In my previous post, I defined privacy piracy. My focus was on for-profit companies pirating personal information. Here I want to mention that governments are increasingly restricting our right to electronic privacy as well.

As an example, U.S. border officials can seize and search laptops, smartphones and other electronic devices for any reason. The ACLU is suing, with the stated goal that "...the government has to have some shred of evidence they can point to that may turn up some evidence of wrongdoing” before such searches can be performed. The American Civil Liberties Union cites government figures and estimates 6,500 persons have had their electronic devices searched along the U.S. border since October 2008. No mention of how many terrorists were caught.

So what can the average computer geek do to protect his privacy?

One solution is encryption. TrueCrypt is an open source software, free to download, that provides a way to encrypt files, partitions, and even a laptop's entire operating system. There are versions for both Windows and Linux, although complete OS encryption is available for Windows only. See the complete documentation here. I have used the software to encrypt Windows operating systems, partitions on Linux systems, and numerous files on both operating systems. TrueCrypt performed without error and did not seem to affect performance adversely. (I noticed my CPU utilization went up a bit, but my CPU had no difficulty keeping up with the hard disk. A CPU can decrypt/encrypt data faster than the hard drive can read/write it.) Just be sure to follow their password recommendations. IMHO, the algorithms used by TrueCrypt should be quite robust to even the most sophisticated decryption efforts that nefarious governments can mount.

It is possible to observe that a file has been encrypted -- all that completely random looking data constituting the entire file.  Recent U.S. case law suggests that government agents, during a laptop search, could notice an encrypted file and then be able to compel one to divulge one's password for it. (Fifth Amendment protections not withstanding.) They could then use the password to gain access and decrypt the data contained in the file.

To deal with this privacy commandeering, TrueCrypt has a couple of plausible deniability tricks. One trick is to hide an encrypted volume within an encrypted volume, each having separate passwords. The inner volume is undetectable. Which volume is accessed depends on which password is used. This trick allows a person to reveal the password of the outer encrypted file but "forget" to mention the inner encrypted volume. Another trick is the ability to hide an entire operating system (Windows only) behind a decoy encrypted operating system.

However, like most, although I like to rant against nefarious governments my real concern is having my laptop stolen. A web search revealed inconsistent statistics, but would I guess anywhere from 100,000 to 500,000 laptops are stolen each year. So my bigger worry is to have some thief get his hands on my private and financial data. This includes not only bank statements and brokerage account information, but related data in my operating environment such as cookies and the contents of my swap file.

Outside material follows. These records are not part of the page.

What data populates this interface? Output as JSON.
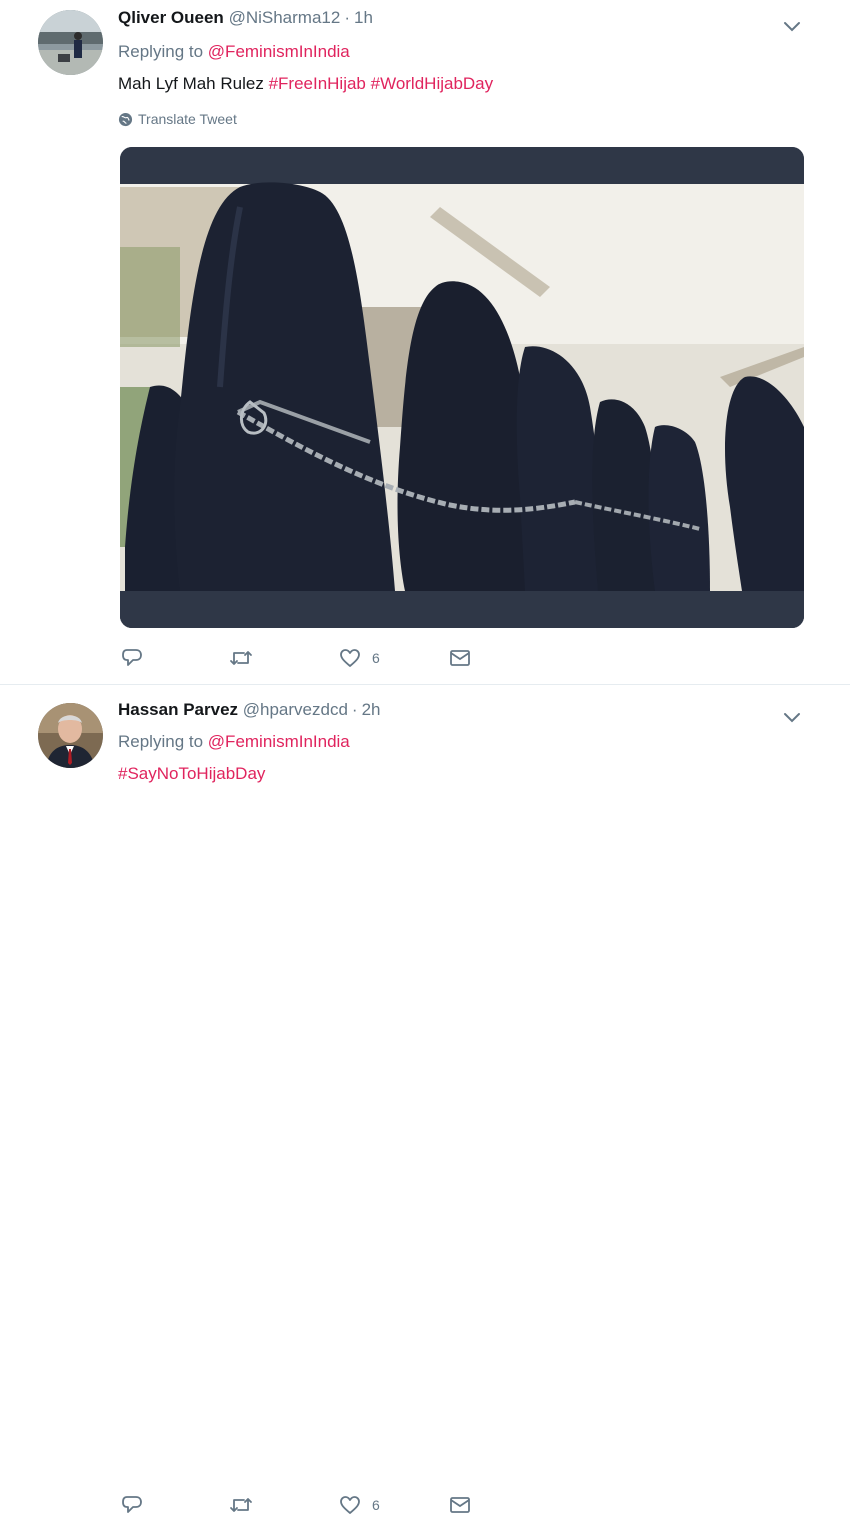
{
  "tweets": [
    {
      "author": {
        "name": "Qliver Oueen",
        "handle": "@NiSharma12",
        "time": "1h"
      },
      "replying_prefix": "Replying to",
      "replying_to": "@FeminismInIndia",
      "text_plain": "Mah Lyf Mah Rulez",
      "hashtags": [
        "#FreeInHijab",
        "#WorldHijabDay"
      ],
      "translate_label": "Translate Tweet",
      "likes": "6"
    },
    {
      "author": {
        "name": "Hassan Parvez",
        "handle": "@hparvezdcd",
        "time": "2h"
      },
      "replying_prefix": "Replying to",
      "replying_to": "@FeminismInIndia",
      "hashtags": [
        "#SayNoToHijabDay"
      ],
      "likes": "6"
    }
  ],
  "icons": {
    "dropdown": "chevron-down-icon",
    "translate": "globe-icon",
    "reply": "reply-icon",
    "retweet": "retweet-icon",
    "like": "heart-icon",
    "dm": "envelope-icon"
  },
  "colors": {
    "accent": "#e0245e",
    "muted": "#657786",
    "text": "#14171a"
  }
}
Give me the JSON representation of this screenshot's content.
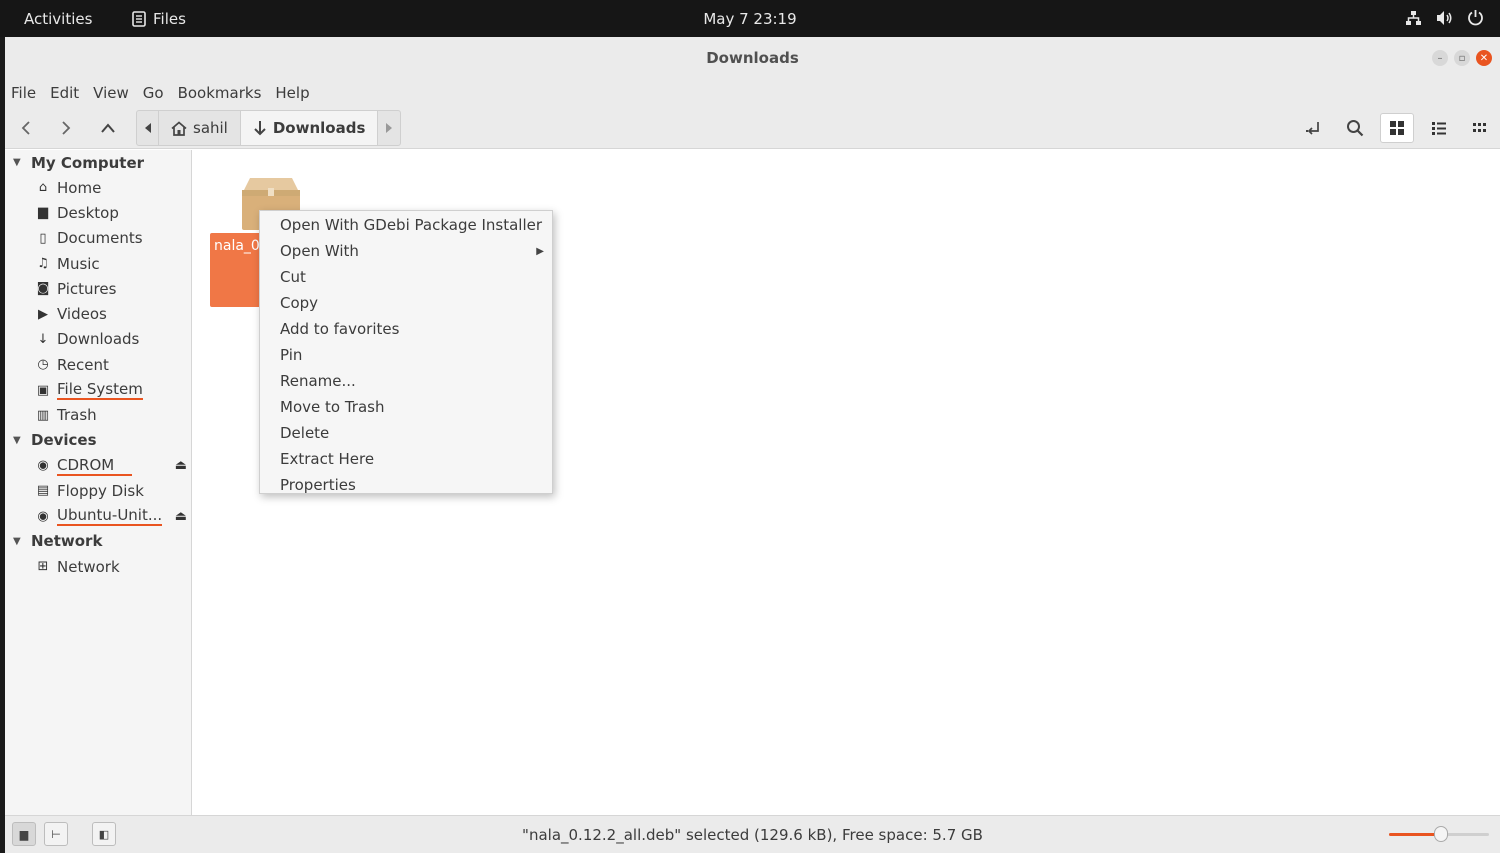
{
  "topbar": {
    "activities": "Activities",
    "app_name": "Files",
    "clock": "May 7  23:19"
  },
  "window": {
    "title": "Downloads"
  },
  "menubar": [
    "File",
    "Edit",
    "View",
    "Go",
    "Bookmarks",
    "Help"
  ],
  "breadcrumb": {
    "home": "sahil",
    "current": "Downloads"
  },
  "sidebar": {
    "sections": [
      {
        "title": "My Computer",
        "items": [
          {
            "label": "Home",
            "icon": "home-icon"
          },
          {
            "label": "Desktop",
            "icon": "folder-icon"
          },
          {
            "label": "Documents",
            "icon": "document-icon"
          },
          {
            "label": "Music",
            "icon": "music-icon"
          },
          {
            "label": "Pictures",
            "icon": "camera-icon"
          },
          {
            "label": "Videos",
            "icon": "video-icon"
          },
          {
            "label": "Downloads",
            "icon": "download-icon"
          },
          {
            "label": "Recent",
            "icon": "clock-icon"
          },
          {
            "label": "File System",
            "icon": "drive-icon"
          },
          {
            "label": "Trash",
            "icon": "trash-icon"
          }
        ]
      },
      {
        "title": "Devices",
        "items": [
          {
            "label": "CDROM",
            "icon": "disc-icon"
          },
          {
            "label": "Floppy Disk",
            "icon": "floppy-icon"
          },
          {
            "label": "Ubuntu-Unit...",
            "icon": "disc-icon"
          }
        ]
      },
      {
        "title": "Network",
        "items": [
          {
            "label": "Network",
            "icon": "network-icon"
          }
        ]
      }
    ]
  },
  "file": {
    "name": "nala_0"
  },
  "context_menu": [
    "Open With GDebi Package Installer",
    "Open With",
    "Cut",
    "Copy",
    "Add to favorites",
    "Pin",
    "Rename...",
    "Move to Trash",
    "Delete",
    "Extract Here",
    "Properties"
  ],
  "status": {
    "text": "\"nala_0.12.2_all.deb\" selected (129.6 kB), Free space: 5.7 GB",
    "zoom_fraction": 0.52
  },
  "colors": {
    "accent": "#e95420",
    "selection": "#f07746"
  }
}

Again, what to do?

I create a virtual machine that I exclusively use for my online financial transactions and private communications. I then store the virtual machine on a TrueCrypt volume on my laptop. Therefore, if my laptop is ever stolen, the thieves will be able to find all about my laptop web surfing habits, but nothing truly sensitive or potentially damaging that I store on the virtual machine.

BTW, I haven't overlooked that smartphones contain a lot of private data too. I'll address smartphone encryption in a later post.

1 comment:

  1. BTW, this Wired Magazine article describes how recently established guidelines "to keep a search warrant for computer data from turning into a license for a fishing expedition" have just been "gutted" by an appeals court.